Autism is much more common than most people think. There are over half a million people in the UK and current research suggests it affects that’s around 1 in every100 people. On this basis given the estimated population of the North West of England this could be as many as 75,000 people in this area alone.
Some people live with autism for their entire life without ever having a formal diagnosis. Often this is simply because autism wasn’t widely known or understood when they were growing up. For adults, a diagnosis of autism can help to explain why they have always found certain things difficult. For children, it can mean that the right support is put in place from an early age.
It is suggested that at least one in three adults with autism experience severe mental health difficulties due to a lack of appropriate and specialist support and treatment and that nearly two-thirds of adults with autism in England do not have enough of the right types of support to adequately meet their needs.
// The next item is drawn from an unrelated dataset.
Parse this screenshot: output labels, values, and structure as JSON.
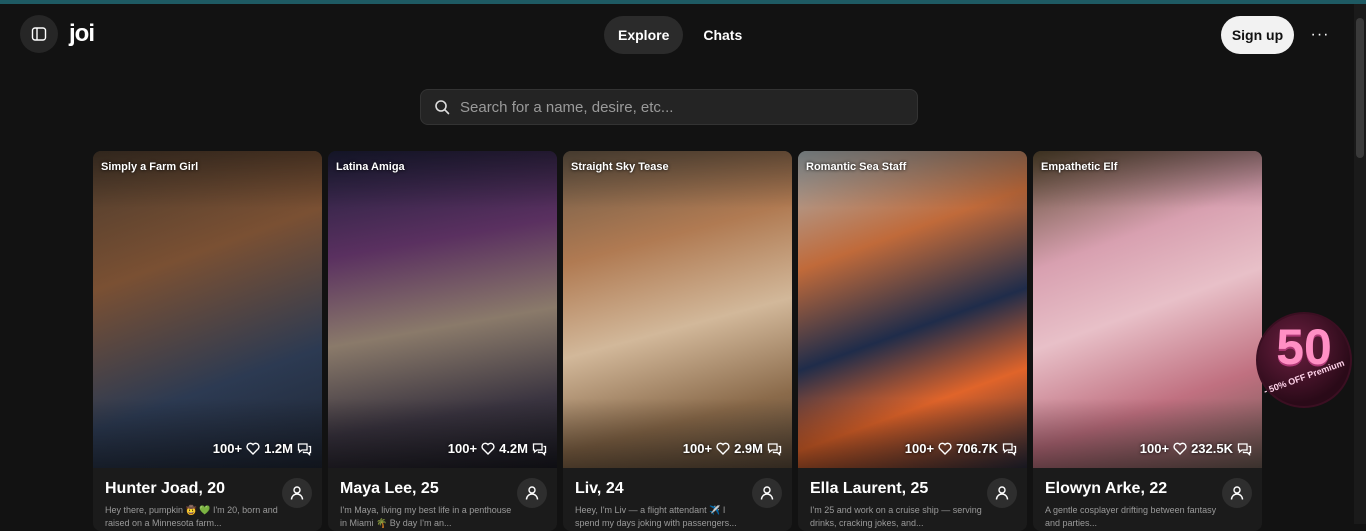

Autism Spectrum Disorder (ASD) is the term introduced by Drs. Lorna Wing & Judy Gould in 1979 following the Camberwell Study to describe the range of presentation of autism from classic autism described by Kanner to Asperger syndrome.Wing further described Autism Spectrum Disorder as being characterised by a Triad of Impairments. This helps in understanding and managing challenging behaviour of autistic patients.
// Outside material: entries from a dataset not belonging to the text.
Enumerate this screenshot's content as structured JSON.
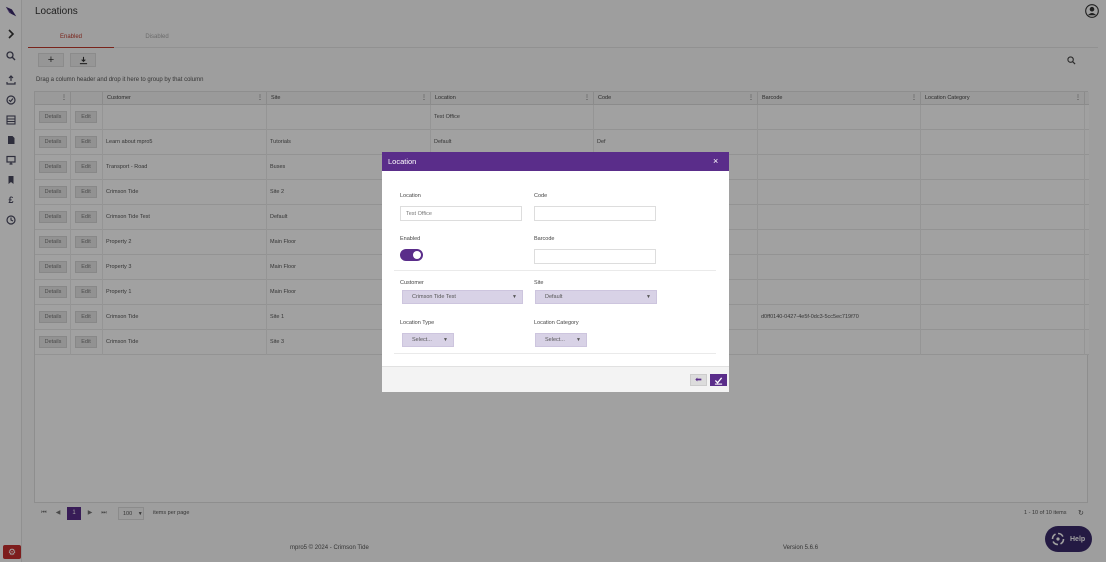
{
  "app": {
    "page_title": "Locations",
    "colors": {
      "accent": "#5a2d8a",
      "danger": "#c62f2f",
      "tab_active": "#c0392b"
    }
  },
  "sidebar": {
    "items": [
      {
        "icon": "logo-icon"
      },
      {
        "icon": "chevron-right-icon"
      },
      {
        "icon": "search-icon"
      },
      {
        "icon": "upload-icon"
      },
      {
        "icon": "check-circle-icon"
      },
      {
        "icon": "list-icon"
      },
      {
        "icon": "document-icon"
      },
      {
        "icon": "monitor-icon"
      },
      {
        "icon": "bookmark-icon"
      },
      {
        "icon": "pound-icon"
      },
      {
        "icon": "clock-icon"
      }
    ],
    "settings_icon": "gear-icon"
  },
  "tabs": [
    {
      "label": "Enabled",
      "active": true
    },
    {
      "label": "Disabled",
      "active": false
    }
  ],
  "grid": {
    "group_hint": "Drag a column header and drop it here to group by that column",
    "columns": [
      "Customer",
      "Site",
      "Location",
      "Code",
      "Barcode",
      "Location Category"
    ],
    "details_label": "Details",
    "edit_label": "Edit",
    "rows": [
      {
        "customer": "",
        "site": "",
        "location": "Test Office",
        "code": "",
        "barcode": "",
        "category": ""
      },
      {
        "customer": "Learn about mpro5",
        "site": "Tutorials",
        "location": "Default",
        "code": "Def",
        "barcode": "",
        "category": ""
      },
      {
        "customer": "Transport - Road",
        "site": "Buses",
        "location": "",
        "code": "",
        "barcode": "",
        "category": ""
      },
      {
        "customer": "Crimson Tide",
        "site": "Site 2",
        "location": "",
        "code": "",
        "barcode": "",
        "category": ""
      },
      {
        "customer": "Crimson Tide Test",
        "site": "Default",
        "location": "",
        "code": "",
        "barcode": "",
        "category": ""
      },
      {
        "customer": "Property 2",
        "site": "Main Floor",
        "location": "",
        "code": "",
        "barcode": "",
        "category": ""
      },
      {
        "customer": "Property 3",
        "site": "Main Floor",
        "location": "",
        "code": "",
        "barcode": "",
        "category": ""
      },
      {
        "customer": "Property 1",
        "site": "Main Floor",
        "location": "",
        "code": "",
        "barcode": "",
        "category": ""
      },
      {
        "customer": "Crimson Tide",
        "site": "Site 1",
        "location": "",
        "code": "",
        "barcode": "d0ff0140-0427-4e5f-0dc3-5cc5ec719f70",
        "category": ""
      },
      {
        "customer": "Crimson Tide",
        "site": "Site 3",
        "location": "",
        "code": "",
        "barcode": "",
        "category": ""
      }
    ]
  },
  "pager": {
    "current_page": "1",
    "items_per_page": "100",
    "items_per_page_label": "items per page",
    "info": "1 - 10 of 10 items"
  },
  "footer": {
    "copyright": "mpro5 © 2024 - Crimson Tide",
    "version": "Version 5.6.6"
  },
  "help": {
    "label": "Help"
  },
  "modal": {
    "title": "Location",
    "close": "×",
    "location_label": "Location",
    "location_value": "Test Office",
    "code_label": "Code",
    "code_value": "",
    "enabled_label": "Enabled",
    "enabled": true,
    "barcode_label": "Barcode",
    "barcode_value": "",
    "customer_label": "Customer",
    "customer_value": "Crimson Tide Test",
    "site_label": "Site",
    "site_value": "Default",
    "location_type_label": "Location Type",
    "location_type_value": "Select...",
    "location_category_label": "Location Category",
    "location_category_value": "Select..."
  }
}
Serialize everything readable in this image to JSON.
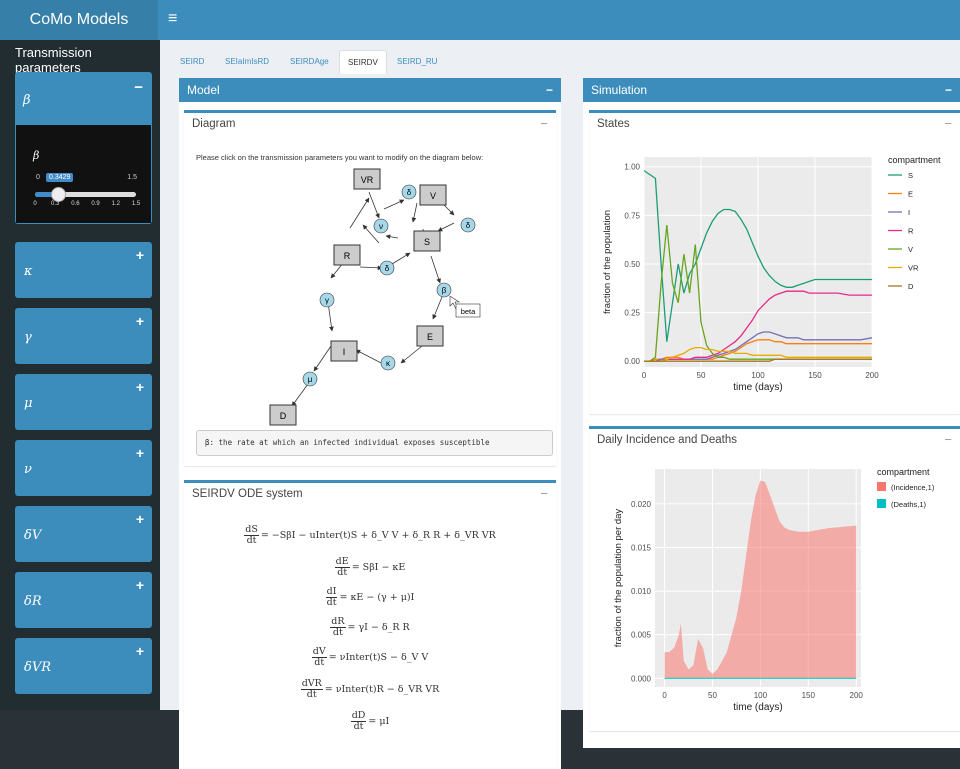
{
  "app": {
    "title": "CoMo Models",
    "menu_icon": "hamburger-icon"
  },
  "sidebar": {
    "title": "Transmission parameters",
    "beta": {
      "symbol": "β",
      "toggle": "−",
      "slider": {
        "label": "β",
        "min": "0",
        "max": "1.5",
        "value": 0.3429,
        "value_label": "0.3429",
        "ticks": [
          "0",
          "0.3",
          "0.6",
          "0.9",
          "1.2",
          "1.5"
        ]
      }
    },
    "params": [
      {
        "symbol": "κ",
        "toggle": "+"
      },
      {
        "symbol": "γ",
        "toggle": "+"
      },
      {
        "symbol": "μ",
        "toggle": "+"
      },
      {
        "symbol": "ν",
        "toggle": "+"
      },
      {
        "symbol": "δV",
        "toggle": "+"
      },
      {
        "symbol": "δR",
        "toggle": "+"
      },
      {
        "symbol": "δVR",
        "toggle": "+"
      }
    ]
  },
  "tabs": [
    {
      "label": "SEIRD",
      "active": false
    },
    {
      "label": "SEIaImIsRD",
      "active": false
    },
    {
      "label": "SEIRDAge",
      "active": false
    },
    {
      "label": "SEIRDV",
      "active": true
    },
    {
      "label": "SEIRD_RU",
      "active": false
    }
  ],
  "model": {
    "title": "Model",
    "toggle": "−",
    "diagram": {
      "title": "Diagram",
      "toggle": "−",
      "prompt": "Please click on the transmission parameters you want to modify on the diagram below:",
      "nodes": [
        "VR",
        "V",
        "S",
        "R",
        "E",
        "I",
        "D"
      ],
      "params": [
        "δ",
        "δ",
        "ν",
        "δ",
        "β",
        "γ",
        "κ",
        "μ"
      ],
      "tooltip": "beta",
      "description": "β: the rate at which an infected individual exposes susceptible"
    },
    "ode": {
      "title": "SEIRDV ODE system",
      "toggle": "−",
      "equations": [
        {
          "num": "dS",
          "den": "dt",
          "rhs": "= −SβI − uInter(t)S + δ_V V + δ_R R + δ_VR VR"
        },
        {
          "num": "dE",
          "den": "dt",
          "rhs": "= SβI − κE"
        },
        {
          "num": "dI",
          "den": "dt",
          "rhs": "= κE − (γ + μ)I"
        },
        {
          "num": "dR",
          "den": "dt",
          "rhs": "= γI − δ_R R"
        },
        {
          "num": "dV",
          "den": "dt",
          "rhs": "= νInter(t)S − δ_V V"
        },
        {
          "num": "dVR",
          "den": "dt",
          "rhs": "= νInter(t)R − δ_VR VR"
        },
        {
          "num": "dD",
          "den": "dt",
          "rhs": "= μI"
        }
      ]
    }
  },
  "simulation": {
    "title": "Simulation",
    "toggle": "−"
  },
  "chart_data": [
    {
      "type": "line",
      "title": "States",
      "xlabel": "time (days)",
      "ylabel": "fraction of the population",
      "xlim": [
        0,
        200
      ],
      "ylim": [
        -0.03,
        1.05
      ],
      "xticks": [
        "0",
        "50",
        "100",
        "150",
        "200"
      ],
      "yticks": [
        "0.00",
        "0.25",
        "0.50",
        "0.75",
        "1.00"
      ],
      "legend_title": "compartment",
      "legend_position": "right",
      "grid": true,
      "x": [
        0,
        5,
        10,
        15,
        20,
        25,
        30,
        35,
        40,
        45,
        50,
        55,
        60,
        65,
        70,
        75,
        80,
        85,
        90,
        95,
        100,
        105,
        110,
        115,
        120,
        125,
        130,
        135,
        140,
        145,
        150,
        160,
        170,
        180,
        190,
        200
      ],
      "series": [
        {
          "name": "S",
          "color": "#1b9e77",
          "values": [
            0.98,
            0.96,
            0.94,
            0.5,
            0.1,
            0.3,
            0.5,
            0.35,
            0.45,
            0.5,
            0.58,
            0.66,
            0.72,
            0.76,
            0.78,
            0.78,
            0.77,
            0.73,
            0.68,
            0.61,
            0.54,
            0.48,
            0.44,
            0.41,
            0.39,
            0.38,
            0.38,
            0.39,
            0.4,
            0.41,
            0.42,
            0.42,
            0.42,
            0.42,
            0.42,
            0.42
          ]
        },
        {
          "name": "E",
          "color": "#ff7f0e",
          "values": [
            0.0,
            0.0,
            0.01,
            0.01,
            0.02,
            0.02,
            0.02,
            0.01,
            0.01,
            0.01,
            0.01,
            0.01,
            0.01,
            0.02,
            0.03,
            0.04,
            0.05,
            0.07,
            0.09,
            0.1,
            0.11,
            0.11,
            0.11,
            0.1,
            0.1,
            0.09,
            0.09,
            0.09,
            0.09,
            0.09,
            0.09,
            0.09,
            0.09,
            0.09,
            0.09,
            0.09
          ]
        },
        {
          "name": "I",
          "color": "#7570b3",
          "values": [
            0.0,
            0.0,
            0.0,
            0.01,
            0.01,
            0.01,
            0.01,
            0.01,
            0.01,
            0.01,
            0.01,
            0.01,
            0.02,
            0.03,
            0.04,
            0.05,
            0.06,
            0.08,
            0.1,
            0.12,
            0.14,
            0.15,
            0.15,
            0.14,
            0.13,
            0.12,
            0.12,
            0.12,
            0.11,
            0.11,
            0.11,
            0.11,
            0.11,
            0.11,
            0.11,
            0.12
          ]
        },
        {
          "name": "R",
          "color": "#e7298a",
          "values": [
            0.0,
            0.0,
            0.0,
            0.0,
            0.01,
            0.01,
            0.01,
            0.01,
            0.01,
            0.02,
            0.02,
            0.02,
            0.03,
            0.04,
            0.06,
            0.08,
            0.1,
            0.13,
            0.17,
            0.21,
            0.26,
            0.29,
            0.32,
            0.34,
            0.35,
            0.36,
            0.36,
            0.36,
            0.36,
            0.35,
            0.35,
            0.35,
            0.35,
            0.34,
            0.34,
            0.34
          ]
        },
        {
          "name": "V",
          "color": "#66a61e",
          "values": [
            0.0,
            0.0,
            0.02,
            0.4,
            0.7,
            0.4,
            0.3,
            0.55,
            0.35,
            0.6,
            0.2,
            0.08,
            0.04,
            0.02,
            0.02,
            0.01,
            0.01,
            0.01,
            0.01,
            0.01,
            0.01,
            0.01,
            0.01,
            0.01,
            0.01,
            0.01,
            0.01,
            0.01,
            0.01,
            0.01,
            0.01,
            0.01,
            0.01,
            0.01,
            0.01,
            0.01
          ]
        },
        {
          "name": "VR",
          "color": "#e6ab02",
          "values": [
            0.0,
            0.0,
            0.0,
            0.0,
            0.01,
            0.02,
            0.03,
            0.04,
            0.06,
            0.07,
            0.07,
            0.06,
            0.06,
            0.05,
            0.05,
            0.05,
            0.04,
            0.04,
            0.04,
            0.03,
            0.03,
            0.03,
            0.03,
            0.03,
            0.03,
            0.02,
            0.02,
            0.02,
            0.02,
            0.02,
            0.02,
            0.02,
            0.02,
            0.02,
            0.02,
            0.02
          ]
        },
        {
          "name": "D",
          "color": "#a6761d",
          "values": [
            0.0,
            0.0,
            0.0,
            0.0,
            0.0,
            0.0,
            0.0,
            0.0,
            0.0,
            0.0,
            0.0,
            0.0,
            0.0,
            0.0,
            0.0,
            0.0,
            0.0,
            0.0,
            0.0,
            0.0,
            0.0,
            0.0,
            0.0,
            0.01,
            0.01,
            0.01,
            0.01,
            0.01,
            0.01,
            0.01,
            0.01,
            0.01,
            0.01,
            0.01,
            0.01,
            0.01
          ]
        }
      ]
    },
    {
      "type": "area",
      "title": "Daily Incidence and Deaths",
      "xlabel": "time (days)",
      "ylabel": "fraction of the population per day",
      "xlim": [
        -10,
        205
      ],
      "ylim": [
        -0.001,
        0.024
      ],
      "xticks": [
        "0",
        "50",
        "100",
        "150",
        "200"
      ],
      "yticks": [
        "0.000",
        "0.005",
        "0.010",
        "0.015",
        "0.020"
      ],
      "legend_title": "compartment",
      "legend_position": "right",
      "grid": true,
      "x": [
        0,
        5,
        10,
        15,
        17,
        20,
        25,
        30,
        35,
        40,
        45,
        50,
        55,
        60,
        65,
        70,
        75,
        80,
        85,
        90,
        95,
        100,
        105,
        110,
        115,
        120,
        125,
        130,
        140,
        150,
        160,
        170,
        180,
        190,
        200
      ],
      "series": [
        {
          "name": "(Incidence,1)",
          "color": "#f8766d",
          "values": [
            0.003,
            0.003,
            0.0035,
            0.005,
            0.0063,
            0.002,
            0.001,
            0.0015,
            0.0045,
            0.0035,
            0.001,
            0.0005,
            0.001,
            0.002,
            0.003,
            0.005,
            0.007,
            0.01,
            0.014,
            0.018,
            0.021,
            0.0227,
            0.0225,
            0.021,
            0.0195,
            0.018,
            0.0173,
            0.017,
            0.0168,
            0.0168,
            0.017,
            0.0172,
            0.0173,
            0.0174,
            0.0175
          ]
        },
        {
          "name": "(Deaths,1)",
          "color": "#00bfc4",
          "values": [
            0,
            0,
            0,
            0,
            0,
            0,
            0,
            0,
            0,
            0,
            0,
            0,
            0,
            0,
            0,
            0,
            0,
            0,
            0,
            0,
            0,
            0,
            0,
            0,
            0,
            0,
            0,
            0,
            0,
            0,
            0,
            0,
            0,
            0,
            0
          ]
        }
      ]
    }
  ]
}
Over recent years there has been much debate surrounding terminology and the terms autism spectrum disorders and autism spectrum conditions. However in our Autism Spectrum Conditions Hospital, we have adopted the term autism spectrum conditions which are aligned to our principles, our core values, our approach and our philosophy and are less stigmatising.
At ASC Healthcare, we particularly agree with the work of Simon Baron- Cohen et al (2009) that use of the term autism spectrum condition acknowledges that people with the condition have particular and unique strengths and abilities despite their range of disabilities requiring a medical diagnosis.
Baron-Cohen, S. et al., (2009). Prevalence of autism-spectrum conditions: UK school-based population study, The British Journal of Psychiatry. [online], 194, 500-509. Available from: www.autismresearchcenter.com